August 9, 2014 at 9:16 PM
WARREN, NJ - Look up. The moon, a supermoon, that will rise on the evening of Sunday, Aug. 10 will appear to observers to be the largest and brightest full moon of 2014 with its closest proximity to Earth in over twenty years.
In addition to the supermoon, the annual Perseid meteor shower is expected to be visible.
The term supermoon is a new-age term that was first coined by astrologer Richard Nolle in 1979. However, many astronomers refer to it by its technical term, “perigee moon”. Within the astronomical community it is referred to as a perigee-syzygy of the Earth-Moon-Sun system. Perigee is when the Moon is closest in orbit to the Earth and Syzygy is the term for full or new moon when the Earth, Moon and Sun align.
Stardate.org defines a meteor shower as "a spike in the number of meteors or "shooting stars" that streak through the night sky."
They go on to explain, "Most meteor showers are spawned by comets. As a comet orbits the Sun it sheds an icy, dusty debris stream along its orbit. If Earth travels through this stream, we will see a meteor shower. Although the meteors can appear anywhere in the sky, if you trace their paths, the meteors in each shower appear to "rain" into the sky from the same region."
Time and Date.com notes, "The 2014 Perseid meteor shower will peak between August 10 and August 13. A waning Gibbous Moon (the Moon's phase after a full moon) may make it harder for observers to see the shower. Despite this, astronomers suggest that observers try their luck to catch some Perseids before dawn on August 11, 12 and 13."

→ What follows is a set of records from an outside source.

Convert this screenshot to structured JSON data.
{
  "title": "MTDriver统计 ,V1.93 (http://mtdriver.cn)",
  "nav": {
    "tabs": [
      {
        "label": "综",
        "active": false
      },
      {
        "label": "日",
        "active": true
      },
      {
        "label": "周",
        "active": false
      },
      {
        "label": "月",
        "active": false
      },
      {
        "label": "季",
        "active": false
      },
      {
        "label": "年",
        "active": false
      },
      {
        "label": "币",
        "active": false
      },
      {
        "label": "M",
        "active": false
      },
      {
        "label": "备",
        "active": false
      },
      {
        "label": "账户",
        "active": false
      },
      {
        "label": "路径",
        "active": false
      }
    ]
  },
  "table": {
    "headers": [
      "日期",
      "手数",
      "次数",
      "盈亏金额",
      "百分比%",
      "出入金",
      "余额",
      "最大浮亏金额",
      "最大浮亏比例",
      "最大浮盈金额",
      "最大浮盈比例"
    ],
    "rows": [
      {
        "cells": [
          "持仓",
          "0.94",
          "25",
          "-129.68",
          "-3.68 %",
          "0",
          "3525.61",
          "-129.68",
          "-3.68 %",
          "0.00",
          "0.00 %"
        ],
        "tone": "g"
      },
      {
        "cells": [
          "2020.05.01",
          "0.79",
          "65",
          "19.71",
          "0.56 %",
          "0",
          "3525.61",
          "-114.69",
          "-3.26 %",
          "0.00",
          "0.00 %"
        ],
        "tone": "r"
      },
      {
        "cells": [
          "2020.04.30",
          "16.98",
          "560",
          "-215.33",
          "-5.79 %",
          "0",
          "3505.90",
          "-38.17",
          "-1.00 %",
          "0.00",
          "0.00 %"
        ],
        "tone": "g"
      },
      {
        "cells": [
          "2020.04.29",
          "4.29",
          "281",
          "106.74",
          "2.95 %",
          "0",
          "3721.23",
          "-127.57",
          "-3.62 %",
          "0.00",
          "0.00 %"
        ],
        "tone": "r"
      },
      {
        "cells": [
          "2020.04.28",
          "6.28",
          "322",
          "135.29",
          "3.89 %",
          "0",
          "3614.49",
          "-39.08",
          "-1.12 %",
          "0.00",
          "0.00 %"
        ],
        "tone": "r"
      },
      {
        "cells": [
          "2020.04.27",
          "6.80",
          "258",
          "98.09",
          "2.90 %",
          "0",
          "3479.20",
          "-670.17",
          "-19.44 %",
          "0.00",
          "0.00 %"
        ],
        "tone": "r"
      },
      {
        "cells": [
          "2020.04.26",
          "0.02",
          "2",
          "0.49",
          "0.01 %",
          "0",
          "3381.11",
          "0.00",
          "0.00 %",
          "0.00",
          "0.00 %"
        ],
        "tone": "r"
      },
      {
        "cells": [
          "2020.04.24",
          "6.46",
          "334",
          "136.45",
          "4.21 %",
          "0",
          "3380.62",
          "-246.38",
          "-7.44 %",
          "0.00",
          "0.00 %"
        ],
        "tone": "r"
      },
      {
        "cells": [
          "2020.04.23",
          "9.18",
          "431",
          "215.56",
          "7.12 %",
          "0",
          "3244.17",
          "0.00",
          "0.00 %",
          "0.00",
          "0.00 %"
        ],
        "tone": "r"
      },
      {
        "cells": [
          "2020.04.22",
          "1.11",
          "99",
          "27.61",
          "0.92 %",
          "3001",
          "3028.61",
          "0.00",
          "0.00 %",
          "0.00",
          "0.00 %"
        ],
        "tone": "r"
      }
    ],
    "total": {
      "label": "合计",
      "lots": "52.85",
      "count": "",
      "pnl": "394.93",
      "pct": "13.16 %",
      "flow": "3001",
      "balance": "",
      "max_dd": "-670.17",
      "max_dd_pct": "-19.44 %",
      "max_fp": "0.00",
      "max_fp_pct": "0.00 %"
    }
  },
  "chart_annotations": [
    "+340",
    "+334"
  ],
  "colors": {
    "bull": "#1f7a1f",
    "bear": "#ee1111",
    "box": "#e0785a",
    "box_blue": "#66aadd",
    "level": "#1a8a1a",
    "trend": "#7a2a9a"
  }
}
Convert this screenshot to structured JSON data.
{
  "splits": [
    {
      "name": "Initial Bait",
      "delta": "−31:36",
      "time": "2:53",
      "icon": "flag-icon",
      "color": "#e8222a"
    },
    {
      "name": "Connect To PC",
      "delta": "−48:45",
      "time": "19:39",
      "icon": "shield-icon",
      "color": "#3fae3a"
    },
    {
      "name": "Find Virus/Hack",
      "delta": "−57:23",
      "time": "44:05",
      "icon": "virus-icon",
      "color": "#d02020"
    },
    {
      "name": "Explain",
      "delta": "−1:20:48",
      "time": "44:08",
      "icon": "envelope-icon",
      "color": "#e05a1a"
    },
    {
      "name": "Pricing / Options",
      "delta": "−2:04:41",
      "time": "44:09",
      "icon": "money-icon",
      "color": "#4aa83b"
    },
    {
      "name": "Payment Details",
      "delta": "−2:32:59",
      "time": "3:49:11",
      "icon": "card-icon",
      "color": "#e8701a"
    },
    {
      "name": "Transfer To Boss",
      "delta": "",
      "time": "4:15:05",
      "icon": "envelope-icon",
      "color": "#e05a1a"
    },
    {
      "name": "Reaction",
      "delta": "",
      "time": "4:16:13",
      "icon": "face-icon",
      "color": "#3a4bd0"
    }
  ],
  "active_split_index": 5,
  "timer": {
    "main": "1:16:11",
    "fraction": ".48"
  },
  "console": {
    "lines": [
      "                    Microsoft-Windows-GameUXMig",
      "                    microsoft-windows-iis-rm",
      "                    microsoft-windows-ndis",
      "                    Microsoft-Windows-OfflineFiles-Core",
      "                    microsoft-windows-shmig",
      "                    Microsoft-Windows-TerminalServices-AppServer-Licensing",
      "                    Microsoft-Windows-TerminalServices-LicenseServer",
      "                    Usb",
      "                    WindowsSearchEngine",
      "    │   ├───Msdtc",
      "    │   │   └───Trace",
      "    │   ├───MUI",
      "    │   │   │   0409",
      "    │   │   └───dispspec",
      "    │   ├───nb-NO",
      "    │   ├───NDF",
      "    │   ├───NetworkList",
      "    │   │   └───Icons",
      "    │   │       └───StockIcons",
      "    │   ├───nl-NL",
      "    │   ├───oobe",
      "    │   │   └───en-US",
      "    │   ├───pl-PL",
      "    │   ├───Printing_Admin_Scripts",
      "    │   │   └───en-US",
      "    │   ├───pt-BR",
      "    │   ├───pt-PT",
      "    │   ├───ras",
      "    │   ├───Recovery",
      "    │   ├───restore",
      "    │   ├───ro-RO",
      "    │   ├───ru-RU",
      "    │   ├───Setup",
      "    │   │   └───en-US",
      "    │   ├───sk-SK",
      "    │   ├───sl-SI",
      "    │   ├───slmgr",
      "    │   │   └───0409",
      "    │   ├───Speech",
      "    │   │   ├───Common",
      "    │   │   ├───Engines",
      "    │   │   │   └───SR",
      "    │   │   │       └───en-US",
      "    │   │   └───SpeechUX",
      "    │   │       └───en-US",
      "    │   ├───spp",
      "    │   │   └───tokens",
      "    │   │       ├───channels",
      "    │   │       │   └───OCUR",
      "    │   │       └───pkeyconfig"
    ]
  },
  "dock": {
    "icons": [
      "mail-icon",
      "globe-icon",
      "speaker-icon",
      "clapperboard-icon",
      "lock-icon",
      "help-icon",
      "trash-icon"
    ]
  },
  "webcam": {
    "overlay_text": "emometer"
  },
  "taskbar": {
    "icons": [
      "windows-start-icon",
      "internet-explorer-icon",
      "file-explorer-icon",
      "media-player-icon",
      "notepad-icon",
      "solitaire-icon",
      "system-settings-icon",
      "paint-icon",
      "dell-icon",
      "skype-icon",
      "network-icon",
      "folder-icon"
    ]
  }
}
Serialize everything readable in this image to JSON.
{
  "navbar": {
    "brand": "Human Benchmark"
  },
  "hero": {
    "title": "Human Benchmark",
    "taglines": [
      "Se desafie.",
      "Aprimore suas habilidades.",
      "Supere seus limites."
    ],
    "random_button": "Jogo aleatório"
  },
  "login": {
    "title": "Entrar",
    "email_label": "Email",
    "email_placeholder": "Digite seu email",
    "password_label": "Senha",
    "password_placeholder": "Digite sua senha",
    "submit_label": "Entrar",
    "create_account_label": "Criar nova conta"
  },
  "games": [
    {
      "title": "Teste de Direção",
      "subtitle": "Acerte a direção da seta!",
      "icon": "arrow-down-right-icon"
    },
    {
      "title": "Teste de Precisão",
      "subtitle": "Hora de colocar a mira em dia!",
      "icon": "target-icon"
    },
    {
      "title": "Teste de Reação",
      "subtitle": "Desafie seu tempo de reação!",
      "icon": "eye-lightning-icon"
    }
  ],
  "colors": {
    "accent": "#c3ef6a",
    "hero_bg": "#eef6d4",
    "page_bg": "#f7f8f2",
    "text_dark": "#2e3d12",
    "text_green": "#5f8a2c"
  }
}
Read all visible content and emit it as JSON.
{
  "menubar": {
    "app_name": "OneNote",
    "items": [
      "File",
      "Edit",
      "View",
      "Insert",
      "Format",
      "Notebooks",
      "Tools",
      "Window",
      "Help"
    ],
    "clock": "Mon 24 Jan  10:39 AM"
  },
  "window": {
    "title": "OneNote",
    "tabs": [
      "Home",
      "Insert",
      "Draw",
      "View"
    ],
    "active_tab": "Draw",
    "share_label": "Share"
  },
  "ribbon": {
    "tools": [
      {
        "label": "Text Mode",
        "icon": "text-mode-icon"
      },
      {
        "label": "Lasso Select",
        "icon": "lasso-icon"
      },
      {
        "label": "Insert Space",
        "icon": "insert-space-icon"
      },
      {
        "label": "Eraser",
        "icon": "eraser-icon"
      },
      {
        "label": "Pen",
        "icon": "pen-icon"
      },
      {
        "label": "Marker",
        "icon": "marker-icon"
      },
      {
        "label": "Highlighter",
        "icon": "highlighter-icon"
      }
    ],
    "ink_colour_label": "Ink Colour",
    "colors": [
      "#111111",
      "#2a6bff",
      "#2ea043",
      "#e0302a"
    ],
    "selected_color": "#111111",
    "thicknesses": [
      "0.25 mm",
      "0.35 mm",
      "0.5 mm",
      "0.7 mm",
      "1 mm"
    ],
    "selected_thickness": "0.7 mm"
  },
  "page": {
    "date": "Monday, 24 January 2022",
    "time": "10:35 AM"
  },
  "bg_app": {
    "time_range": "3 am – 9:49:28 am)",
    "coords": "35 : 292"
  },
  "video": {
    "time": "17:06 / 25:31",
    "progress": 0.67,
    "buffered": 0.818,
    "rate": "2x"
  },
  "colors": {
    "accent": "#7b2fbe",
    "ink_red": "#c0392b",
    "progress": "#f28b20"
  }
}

In addition to the August 10 supermoon, another is expected to occur on September 9. The first of this summer's trio occurred on July 12.
The NASA video below explains more.